**What is expected**
Retype the data exactly, skipping any picture in it.

[Saved entries]
<<<<

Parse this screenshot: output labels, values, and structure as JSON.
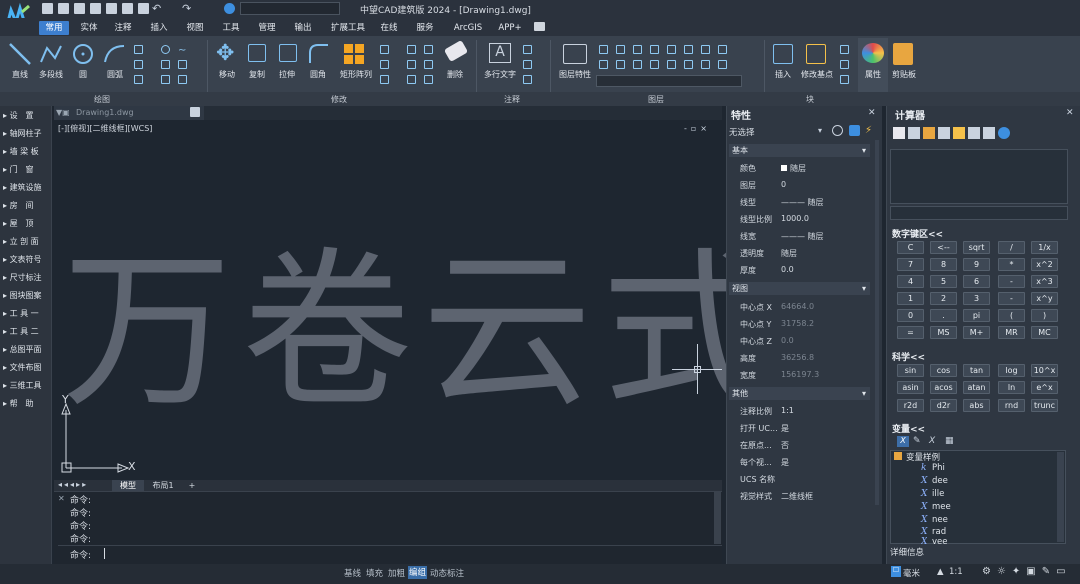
{
  "app": {
    "title": "中望CAD建筑版 2024 - [Drawing1.dwg]"
  },
  "ribbon": {
    "tabs": [
      {
        "label": "常用"
      },
      {
        "label": "实体"
      },
      {
        "label": "注释"
      },
      {
        "label": "插入"
      },
      {
        "label": "视图"
      },
      {
        "label": "工具"
      },
      {
        "label": "管理"
      },
      {
        "label": "输出"
      },
      {
        "label": "扩展工具"
      },
      {
        "label": "在线"
      },
      {
        "label": "服务"
      },
      {
        "label": "ArcGIS"
      },
      {
        "label": "APP+"
      }
    ],
    "draw": {
      "line": "直线",
      "polyline": "多段线",
      "circle": "圆",
      "arc": "圆弧"
    },
    "modify": {
      "move": "移动",
      "copy": "复制",
      "stretch": "拉伸",
      "fillet": "圆角",
      "array": "矩形阵列",
      "erase": "删除"
    },
    "annotation": {
      "mtext": "多行文字"
    },
    "layer": {
      "layer_props": "图层特性"
    },
    "block": {
      "insert": "插入",
      "edit_base": "修改基点"
    },
    "properties_btn": "属性",
    "clipboard_btn": "剪贴板",
    "panels": {
      "draw": "绘图",
      "modify": "修改",
      "annotation": "注释",
      "layer": "图层",
      "block": "块"
    }
  },
  "sidebar": {
    "items": [
      {
        "label": "设　置"
      },
      {
        "label": "轴网柱子"
      },
      {
        "label": "墙 梁 板"
      },
      {
        "label": "门　窗"
      },
      {
        "label": "建筑设施"
      },
      {
        "label": "房　间"
      },
      {
        "label": "屋　顶"
      },
      {
        "label": "立 剖 面"
      },
      {
        "label": "文表符号"
      },
      {
        "label": "尺寸标注"
      },
      {
        "label": "图块图案"
      },
      {
        "label": "工 具 一"
      },
      {
        "label": "工 具 二"
      },
      {
        "label": "总图平面"
      },
      {
        "label": "文件布图"
      },
      {
        "label": "三维工具"
      },
      {
        "label": "帮　助"
      }
    ]
  },
  "drawing": {
    "doc_tab": "Drawing1.dwg",
    "view_label": "[-][俯视][二维线框][WCS]",
    "watermark": "万卷云式",
    "ucs": {
      "x": "X",
      "y": "Y"
    },
    "layout_tabs": [
      {
        "label": "模型"
      },
      {
        "label": "布局1"
      },
      {
        "label": "+"
      }
    ]
  },
  "command": {
    "history": [
      "命令:",
      "命令:",
      "命令:",
      "命令:"
    ],
    "prompt": "命令:"
  },
  "status": {
    "items": [
      {
        "label": "基线"
      },
      {
        "label": "填充"
      },
      {
        "label": "加粗"
      },
      {
        "label": "编组"
      },
      {
        "label": "动态标注"
      }
    ],
    "active": "编组",
    "unit": "毫米",
    "scale": "1:1"
  },
  "properties": {
    "title": "特性",
    "selection": "无选择",
    "sections": {
      "basic": "基本",
      "view": "视图",
      "other": "其他"
    },
    "basic": [
      {
        "k": "颜色",
        "v": "随层"
      },
      {
        "k": "图层",
        "v": "0"
      },
      {
        "k": "线型",
        "v": "——— 随层"
      },
      {
        "k": "线型比例",
        "v": "1000.0"
      },
      {
        "k": "线宽",
        "v": "——— 随层"
      },
      {
        "k": "透明度",
        "v": "随层"
      },
      {
        "k": "厚度",
        "v": "0.0"
      }
    ],
    "view": [
      {
        "k": "中心点 X",
        "v": "64664.0"
      },
      {
        "k": "中心点 Y",
        "v": "31758.2"
      },
      {
        "k": "中心点 Z",
        "v": "0.0"
      },
      {
        "k": "高度",
        "v": "36256.8"
      },
      {
        "k": "宽度",
        "v": "156197.3"
      }
    ],
    "other": [
      {
        "k": "注释比例",
        "v": "1:1"
      },
      {
        "k": "打开 UC...",
        "v": "是"
      },
      {
        "k": "在原点...",
        "v": "否"
      },
      {
        "k": "每个视...",
        "v": "是"
      },
      {
        "k": "UCS 名称",
        "v": ""
      },
      {
        "k": "视觉样式",
        "v": "二维线框"
      }
    ]
  },
  "calculator": {
    "title": "计算器",
    "numpad_label": "数字键区<<",
    "numpad": [
      [
        "C",
        "<--",
        "sqrt",
        "/",
        "1/x"
      ],
      [
        "7",
        "8",
        "9",
        "*",
        "x^2"
      ],
      [
        "4",
        "5",
        "6",
        "-",
        "x^3"
      ],
      [
        "1",
        "2",
        "3",
        "-",
        "x^y"
      ],
      [
        "0",
        ".",
        "pi",
        "(",
        ")"
      ],
      [
        "=",
        "MS",
        "M+",
        "MR",
        "MC"
      ]
    ],
    "science_label": "科学<<",
    "science": [
      [
        "sin",
        "cos",
        "tan",
        "log",
        "10^x"
      ],
      [
        "asin",
        "acos",
        "atan",
        "ln",
        "e^x"
      ],
      [
        "r2d",
        "d2r",
        "abs",
        "rnd",
        "trunc"
      ]
    ],
    "vars_label": "变量<<",
    "var_group": "变量样例",
    "variables": [
      {
        "sym": "k",
        "name": "Phi"
      },
      {
        "sym": "X",
        "name": "dee"
      },
      {
        "sym": "X",
        "name": "ille"
      },
      {
        "sym": "X",
        "name": "mee"
      },
      {
        "sym": "X",
        "name": "nee"
      },
      {
        "sym": "X",
        "name": "rad"
      },
      {
        "sym": "X",
        "name": "vee"
      }
    ],
    "details_label": "详细信息"
  }
}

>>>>

**Solution**
Parse this screenshot: output labels, values, and structure as JSON.
{
  "app": {
    "title": "中望CAD建筑版 2024 - [Drawing1.dwg]"
  },
  "ribbon": {
    "tabs": [
      {
        "label": "常用"
      },
      {
        "label": "实体"
      },
      {
        "label": "注释"
      },
      {
        "label": "插入"
      },
      {
        "label": "视图"
      },
      {
        "label": "工具"
      },
      {
        "label": "管理"
      },
      {
        "label": "输出"
      },
      {
        "label": "扩展工具"
      },
      {
        "label": "在线"
      },
      {
        "label": "服务"
      },
      {
        "label": "ArcGIS"
      },
      {
        "label": "APP+"
      }
    ],
    "draw": {
      "line": "直线",
      "polyline": "多段线",
      "circle": "圆",
      "arc": "圆弧"
    },
    "modify": {
      "move": "移动",
      "copy": "复制",
      "stretch": "拉伸",
      "fillet": "圆角",
      "array": "矩形阵列",
      "erase": "删除"
    },
    "annotation": {
      "mtext": "多行文字"
    },
    "layer": {
      "layer_props": "图层特性"
    },
    "block": {
      "insert": "插入",
      "edit_base": "修改基点"
    },
    "properties_btn": "属性",
    "clipboard_btn": "剪贴板",
    "panels": {
      "draw": "绘图",
      "modify": "修改",
      "annotation": "注释",
      "layer": "图层",
      "block": "块"
    }
  },
  "sidebar": {
    "items": [
      {
        "label": "设　置"
      },
      {
        "label": "轴网柱子"
      },
      {
        "label": "墙 梁 板"
      },
      {
        "label": "门　窗"
      },
      {
        "label": "建筑设施"
      },
      {
        "label": "房　间"
      },
      {
        "label": "屋　顶"
      },
      {
        "label": "立 剖 面"
      },
      {
        "label": "文表符号"
      },
      {
        "label": "尺寸标注"
      },
      {
        "label": "图块图案"
      },
      {
        "label": "工 具 一"
      },
      {
        "label": "工 具 二"
      },
      {
        "label": "总图平面"
      },
      {
        "label": "文件布图"
      },
      {
        "label": "三维工具"
      },
      {
        "label": "帮　助"
      }
    ]
  },
  "drawing": {
    "doc_tab": "Drawing1.dwg",
    "view_label": "[-][俯视][二维线框][WCS]",
    "watermark": "万卷云式",
    "ucs": {
      "x": "X",
      "y": "Y"
    },
    "layout_tabs": [
      {
        "label": "模型"
      },
      {
        "label": "布局1"
      },
      {
        "label": "+"
      }
    ]
  },
  "command": {
    "history": [
      "命令:",
      "命令:",
      "命令:",
      "命令:"
    ],
    "prompt": "命令:"
  },
  "status": {
    "items": [
      {
        "label": "基线"
      },
      {
        "label": "填充"
      },
      {
        "label": "加粗"
      },
      {
        "label": "编组"
      },
      {
        "label": "动态标注"
      }
    ],
    "active": "编组",
    "unit": "毫米",
    "scale": "1:1"
  },
  "properties": {
    "title": "特性",
    "selection": "无选择",
    "sections": {
      "basic": "基本",
      "view": "视图",
      "other": "其他"
    },
    "basic": [
      {
        "k": "颜色",
        "v": "随层"
      },
      {
        "k": "图层",
        "v": "0"
      },
      {
        "k": "线型",
        "v": "——— 随层"
      },
      {
        "k": "线型比例",
        "v": "1000.0"
      },
      {
        "k": "线宽",
        "v": "——— 随层"
      },
      {
        "k": "透明度",
        "v": "随层"
      },
      {
        "k": "厚度",
        "v": "0.0"
      }
    ],
    "view": [
      {
        "k": "中心点 X",
        "v": "64664.0"
      },
      {
        "k": "中心点 Y",
        "v": "31758.2"
      },
      {
        "k": "中心点 Z",
        "v": "0.0"
      },
      {
        "k": "高度",
        "v": "36256.8"
      },
      {
        "k": "宽度",
        "v": "156197.3"
      }
    ],
    "other": [
      {
        "k": "注释比例",
        "v": "1:1"
      },
      {
        "k": "打开 UC...",
        "v": "是"
      },
      {
        "k": "在原点...",
        "v": "否"
      },
      {
        "k": "每个视...",
        "v": "是"
      },
      {
        "k": "UCS 名称",
        "v": ""
      },
      {
        "k": "视觉样式",
        "v": "二维线框"
      }
    ]
  },
  "calculator": {
    "title": "计算器",
    "numpad_label": "数字键区<<",
    "numpad": [
      [
        "C",
        "<--",
        "sqrt",
        "/",
        "1/x"
      ],
      [
        "7",
        "8",
        "9",
        "*",
        "x^2"
      ],
      [
        "4",
        "5",
        "6",
        "-",
        "x^3"
      ],
      [
        "1",
        "2",
        "3",
        "-",
        "x^y"
      ],
      [
        "0",
        ".",
        "pi",
        "(",
        ")"
      ],
      [
        "=",
        "MS",
        "M+",
        "MR",
        "MC"
      ]
    ],
    "science_label": "科学<<",
    "science": [
      [
        "sin",
        "cos",
        "tan",
        "log",
        "10^x"
      ],
      [
        "asin",
        "acos",
        "atan",
        "ln",
        "e^x"
      ],
      [
        "r2d",
        "d2r",
        "abs",
        "rnd",
        "trunc"
      ]
    ],
    "vars_label": "变量<<",
    "var_group": "变量样例",
    "variables": [
      {
        "sym": "k",
        "name": "Phi"
      },
      {
        "sym": "X",
        "name": "dee"
      },
      {
        "sym": "X",
        "name": "ille"
      },
      {
        "sym": "X",
        "name": "mee"
      },
      {
        "sym": "X",
        "name": "nee"
      },
      {
        "sym": "X",
        "name": "rad"
      },
      {
        "sym": "X",
        "name": "vee"
      }
    ],
    "details_label": "详细信息"
  }
}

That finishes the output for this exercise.